» SUPPLIED DATA
----------------
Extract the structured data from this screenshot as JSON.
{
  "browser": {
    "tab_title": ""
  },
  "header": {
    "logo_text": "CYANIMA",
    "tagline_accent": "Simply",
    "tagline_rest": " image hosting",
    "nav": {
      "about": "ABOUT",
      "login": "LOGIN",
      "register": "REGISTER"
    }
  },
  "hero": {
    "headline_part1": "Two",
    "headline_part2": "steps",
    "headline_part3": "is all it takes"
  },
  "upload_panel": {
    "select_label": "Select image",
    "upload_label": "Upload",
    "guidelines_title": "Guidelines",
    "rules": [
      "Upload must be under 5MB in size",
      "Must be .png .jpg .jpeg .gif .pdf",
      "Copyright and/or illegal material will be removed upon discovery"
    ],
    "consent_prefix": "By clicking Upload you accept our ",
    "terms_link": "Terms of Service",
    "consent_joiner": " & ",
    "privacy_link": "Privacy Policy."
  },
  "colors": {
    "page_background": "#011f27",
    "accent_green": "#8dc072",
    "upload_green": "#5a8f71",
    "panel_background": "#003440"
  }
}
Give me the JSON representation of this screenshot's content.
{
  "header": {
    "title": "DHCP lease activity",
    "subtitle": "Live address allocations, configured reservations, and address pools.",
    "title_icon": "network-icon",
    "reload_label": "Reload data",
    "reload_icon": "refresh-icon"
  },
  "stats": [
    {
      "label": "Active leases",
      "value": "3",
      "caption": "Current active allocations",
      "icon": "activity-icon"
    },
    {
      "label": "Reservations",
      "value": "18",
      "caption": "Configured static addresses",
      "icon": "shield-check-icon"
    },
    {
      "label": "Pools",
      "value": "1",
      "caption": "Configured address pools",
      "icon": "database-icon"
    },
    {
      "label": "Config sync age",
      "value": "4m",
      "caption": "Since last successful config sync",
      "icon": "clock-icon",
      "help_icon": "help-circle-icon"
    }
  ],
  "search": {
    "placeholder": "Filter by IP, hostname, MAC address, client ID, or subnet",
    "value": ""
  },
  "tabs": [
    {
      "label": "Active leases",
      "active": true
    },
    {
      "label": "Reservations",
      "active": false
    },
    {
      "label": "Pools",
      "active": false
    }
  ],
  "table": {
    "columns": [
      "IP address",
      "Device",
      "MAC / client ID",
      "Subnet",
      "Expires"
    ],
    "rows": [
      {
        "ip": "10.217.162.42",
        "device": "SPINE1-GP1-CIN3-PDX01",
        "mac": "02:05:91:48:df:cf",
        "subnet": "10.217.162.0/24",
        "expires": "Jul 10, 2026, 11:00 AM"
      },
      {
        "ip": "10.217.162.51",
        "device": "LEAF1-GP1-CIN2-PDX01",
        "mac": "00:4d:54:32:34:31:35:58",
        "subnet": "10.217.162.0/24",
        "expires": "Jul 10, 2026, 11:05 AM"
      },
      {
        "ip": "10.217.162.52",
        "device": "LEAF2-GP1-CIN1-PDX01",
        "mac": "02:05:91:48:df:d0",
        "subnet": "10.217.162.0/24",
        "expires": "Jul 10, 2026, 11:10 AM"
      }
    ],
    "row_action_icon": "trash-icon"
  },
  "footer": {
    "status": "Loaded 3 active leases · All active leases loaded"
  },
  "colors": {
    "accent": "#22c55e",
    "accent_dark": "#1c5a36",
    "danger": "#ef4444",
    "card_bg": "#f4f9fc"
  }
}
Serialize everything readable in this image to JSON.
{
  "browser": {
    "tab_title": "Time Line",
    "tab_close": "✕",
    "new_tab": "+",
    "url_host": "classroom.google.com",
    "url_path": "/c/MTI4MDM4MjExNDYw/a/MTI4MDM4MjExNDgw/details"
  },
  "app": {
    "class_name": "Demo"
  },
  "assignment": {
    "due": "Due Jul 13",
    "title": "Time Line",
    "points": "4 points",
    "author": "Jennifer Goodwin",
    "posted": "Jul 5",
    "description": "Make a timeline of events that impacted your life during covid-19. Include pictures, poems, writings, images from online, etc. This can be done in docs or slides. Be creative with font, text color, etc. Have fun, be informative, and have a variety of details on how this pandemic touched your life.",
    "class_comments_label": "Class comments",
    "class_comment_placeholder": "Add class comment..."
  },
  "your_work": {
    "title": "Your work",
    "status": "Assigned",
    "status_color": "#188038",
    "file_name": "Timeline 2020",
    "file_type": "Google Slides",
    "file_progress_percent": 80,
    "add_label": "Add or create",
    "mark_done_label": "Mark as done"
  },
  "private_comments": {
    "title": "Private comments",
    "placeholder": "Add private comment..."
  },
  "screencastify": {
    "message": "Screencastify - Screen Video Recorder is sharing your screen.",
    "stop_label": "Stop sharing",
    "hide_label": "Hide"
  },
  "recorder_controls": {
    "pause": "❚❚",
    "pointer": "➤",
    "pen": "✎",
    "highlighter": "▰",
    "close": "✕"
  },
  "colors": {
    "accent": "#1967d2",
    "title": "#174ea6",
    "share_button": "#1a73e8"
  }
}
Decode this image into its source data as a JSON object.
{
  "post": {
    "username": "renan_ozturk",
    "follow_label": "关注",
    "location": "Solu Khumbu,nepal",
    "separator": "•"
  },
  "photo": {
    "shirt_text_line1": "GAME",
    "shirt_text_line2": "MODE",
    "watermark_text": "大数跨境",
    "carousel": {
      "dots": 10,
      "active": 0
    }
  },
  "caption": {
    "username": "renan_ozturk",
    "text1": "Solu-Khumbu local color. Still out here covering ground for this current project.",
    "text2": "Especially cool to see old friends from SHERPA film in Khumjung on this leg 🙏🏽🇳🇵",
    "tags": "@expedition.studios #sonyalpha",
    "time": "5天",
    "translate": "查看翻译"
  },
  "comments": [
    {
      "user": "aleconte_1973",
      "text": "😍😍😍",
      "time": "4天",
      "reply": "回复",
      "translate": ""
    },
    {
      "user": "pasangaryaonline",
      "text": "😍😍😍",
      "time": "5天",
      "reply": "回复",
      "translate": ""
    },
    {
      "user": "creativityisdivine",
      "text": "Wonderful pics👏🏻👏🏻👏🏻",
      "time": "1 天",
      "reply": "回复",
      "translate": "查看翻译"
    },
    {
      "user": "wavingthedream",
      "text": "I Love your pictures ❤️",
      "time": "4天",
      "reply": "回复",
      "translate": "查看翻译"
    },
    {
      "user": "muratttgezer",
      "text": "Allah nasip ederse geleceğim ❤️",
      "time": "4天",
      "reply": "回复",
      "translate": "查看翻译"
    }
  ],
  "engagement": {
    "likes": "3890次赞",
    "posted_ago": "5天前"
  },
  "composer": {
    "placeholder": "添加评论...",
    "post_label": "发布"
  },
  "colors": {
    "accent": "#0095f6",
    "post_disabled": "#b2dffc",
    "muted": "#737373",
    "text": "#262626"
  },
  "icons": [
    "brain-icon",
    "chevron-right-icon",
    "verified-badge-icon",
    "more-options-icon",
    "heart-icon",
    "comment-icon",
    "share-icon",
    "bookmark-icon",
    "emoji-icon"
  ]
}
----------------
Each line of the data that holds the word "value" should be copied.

» ANSWER SECTION
      "value": "3",
      "value": "18",
      "value": "1",
      "value": "4m",
    "value": ""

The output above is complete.